Q: What do you do with the clothes that didn’t make the cut?
A: When I cleaned out my closet for my first capsule wardrobe in 2013, I faced a pile of over 100 pieces to get rid of. Yiiiikes.
Quick detour: My life was changed after reading the book More or Less by Jeff Shinabarger a couple months ago. The message in a nutshell? Use your excess to meet needs around you.
When I started it, I expected Jeff’s tone to be harsh and judgmental. But it so wasn’t. His tone was hopeful and purposeful and relatable. It quickly became one of my top 3 books, and his message became a mantra: Use your excess, use your excess.
So back to my huge pile of clothes: Most of the pieces were in great shape. Some of them even had the tags still on. But they didn’t fit my body or my life–I never wore them and they were being wasted.
Instead of hanging out in guilt and negative self-talk that would get me nowhere (“All that money! How could I let myself DO that?!”), I decided it was time to learn from it*, move on, and use my excess to meet a need + to bless someone around me.
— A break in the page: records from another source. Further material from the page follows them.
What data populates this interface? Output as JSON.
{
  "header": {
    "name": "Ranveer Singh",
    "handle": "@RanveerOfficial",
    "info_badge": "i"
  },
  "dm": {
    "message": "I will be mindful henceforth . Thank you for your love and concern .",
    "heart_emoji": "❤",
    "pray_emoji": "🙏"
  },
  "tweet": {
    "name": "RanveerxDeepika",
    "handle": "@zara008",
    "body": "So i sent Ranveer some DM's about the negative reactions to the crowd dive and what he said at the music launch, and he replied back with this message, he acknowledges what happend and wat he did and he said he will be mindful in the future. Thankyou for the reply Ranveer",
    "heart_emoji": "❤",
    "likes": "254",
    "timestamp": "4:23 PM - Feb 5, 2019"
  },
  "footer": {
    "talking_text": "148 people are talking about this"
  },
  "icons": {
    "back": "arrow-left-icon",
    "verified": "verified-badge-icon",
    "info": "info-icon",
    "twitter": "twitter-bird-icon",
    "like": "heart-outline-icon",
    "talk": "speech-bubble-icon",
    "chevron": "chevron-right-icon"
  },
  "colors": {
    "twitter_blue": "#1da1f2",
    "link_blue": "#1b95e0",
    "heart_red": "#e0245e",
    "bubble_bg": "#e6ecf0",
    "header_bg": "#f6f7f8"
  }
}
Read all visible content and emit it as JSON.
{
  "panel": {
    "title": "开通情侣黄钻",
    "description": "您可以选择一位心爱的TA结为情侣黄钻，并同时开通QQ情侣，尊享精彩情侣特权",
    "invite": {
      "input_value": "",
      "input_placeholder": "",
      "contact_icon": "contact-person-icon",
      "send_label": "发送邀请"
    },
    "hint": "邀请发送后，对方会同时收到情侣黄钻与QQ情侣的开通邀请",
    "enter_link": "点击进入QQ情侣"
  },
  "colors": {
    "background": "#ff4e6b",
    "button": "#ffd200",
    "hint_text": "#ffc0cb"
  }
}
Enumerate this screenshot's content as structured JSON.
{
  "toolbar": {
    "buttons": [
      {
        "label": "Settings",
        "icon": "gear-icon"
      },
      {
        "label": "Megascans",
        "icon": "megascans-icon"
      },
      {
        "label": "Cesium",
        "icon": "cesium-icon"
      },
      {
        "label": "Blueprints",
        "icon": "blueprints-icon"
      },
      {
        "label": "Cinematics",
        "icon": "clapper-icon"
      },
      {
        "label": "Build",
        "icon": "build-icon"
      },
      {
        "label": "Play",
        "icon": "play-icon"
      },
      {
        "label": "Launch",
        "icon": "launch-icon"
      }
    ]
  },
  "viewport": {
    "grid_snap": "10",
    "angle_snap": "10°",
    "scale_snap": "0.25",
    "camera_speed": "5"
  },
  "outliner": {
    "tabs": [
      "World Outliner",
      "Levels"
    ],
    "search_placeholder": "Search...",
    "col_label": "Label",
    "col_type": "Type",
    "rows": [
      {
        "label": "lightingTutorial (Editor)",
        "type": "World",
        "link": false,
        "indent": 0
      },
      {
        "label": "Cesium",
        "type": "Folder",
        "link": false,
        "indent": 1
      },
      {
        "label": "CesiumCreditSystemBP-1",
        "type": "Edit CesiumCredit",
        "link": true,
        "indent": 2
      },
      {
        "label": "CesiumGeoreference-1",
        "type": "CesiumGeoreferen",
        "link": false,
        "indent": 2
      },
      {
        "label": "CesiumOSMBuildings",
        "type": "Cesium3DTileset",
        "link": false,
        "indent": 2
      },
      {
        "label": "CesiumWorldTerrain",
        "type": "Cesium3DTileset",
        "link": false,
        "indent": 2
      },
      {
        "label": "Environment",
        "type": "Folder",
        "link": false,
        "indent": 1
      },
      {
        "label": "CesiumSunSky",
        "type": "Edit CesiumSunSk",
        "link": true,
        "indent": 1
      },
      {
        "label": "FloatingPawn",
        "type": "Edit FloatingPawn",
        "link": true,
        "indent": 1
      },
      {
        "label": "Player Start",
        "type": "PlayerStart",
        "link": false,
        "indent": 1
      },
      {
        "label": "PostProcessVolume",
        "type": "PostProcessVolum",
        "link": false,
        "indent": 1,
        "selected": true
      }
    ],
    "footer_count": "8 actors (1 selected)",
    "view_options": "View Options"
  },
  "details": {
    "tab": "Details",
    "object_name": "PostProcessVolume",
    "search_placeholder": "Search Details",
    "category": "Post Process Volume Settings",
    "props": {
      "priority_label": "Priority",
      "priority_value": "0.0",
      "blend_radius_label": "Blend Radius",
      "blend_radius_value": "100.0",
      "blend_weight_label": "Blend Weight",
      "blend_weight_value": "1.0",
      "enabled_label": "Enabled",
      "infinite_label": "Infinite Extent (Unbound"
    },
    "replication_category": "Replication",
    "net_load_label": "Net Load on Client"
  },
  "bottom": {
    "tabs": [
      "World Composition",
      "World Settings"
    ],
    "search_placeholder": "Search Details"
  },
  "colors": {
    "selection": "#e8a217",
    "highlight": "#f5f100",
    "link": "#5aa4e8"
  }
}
I had a lot of fun coming up with ways to do that. If you’ve taken on the Unfancy Challenge, and you’re trying to figure out what to do with your excess clothes, here are my 3 favorite ideas:
- If there’s a specific piece you know one of your friends will LOVE, drop by their house and surprise them with it + a cup of coffee. And maybe have a conversation about excess in your life and how you can use it to meet a need around you.
- If you’re savvy on eBay, sell your clothes and give the money to a cause you’re passionate about. Here are two that I love: The Fred Rogers Foundation + H.O.P.E. (Not so savvy on eBay? Try selling your clothes on Instagram or at a resale shop like Plato’s Closet or Buffalo Exchange.)
- This is so cool. Clothes4Souls works twofold. They give your clothes directly to people in need AND they create jobs in poor and disadvantaged communities. As in, your donated clothes are given to a person so they can set up shop and sell them for a profit + grow a business + end the cycle of poverty. Whoa. You can even bring your friends, family, and community together and host a Clothing Drive.
In More or Less, Jeff writes, “Maybe we could find purpose behind why we have been given so much. Our goal from the beginning was not to feel guilt, but rather to feel grateful for our excess and then begin to bless friends around us out of our abundance. We don’t believe personal wealth is wrong; rather, it is an opportunity that we hope will result in a lifestyle of greater generosity. This generous lifestyle will bring joy and freedom in a society dedicated to the pursuit of gaining more for me.”
Generous lifestyle = joy and freedom. I can get down with that.
*Speaking of learning from it, next week’s Q&A will tackle shopping smart so as to never again repeat the guilt-inducing pile of clothes to get rid of.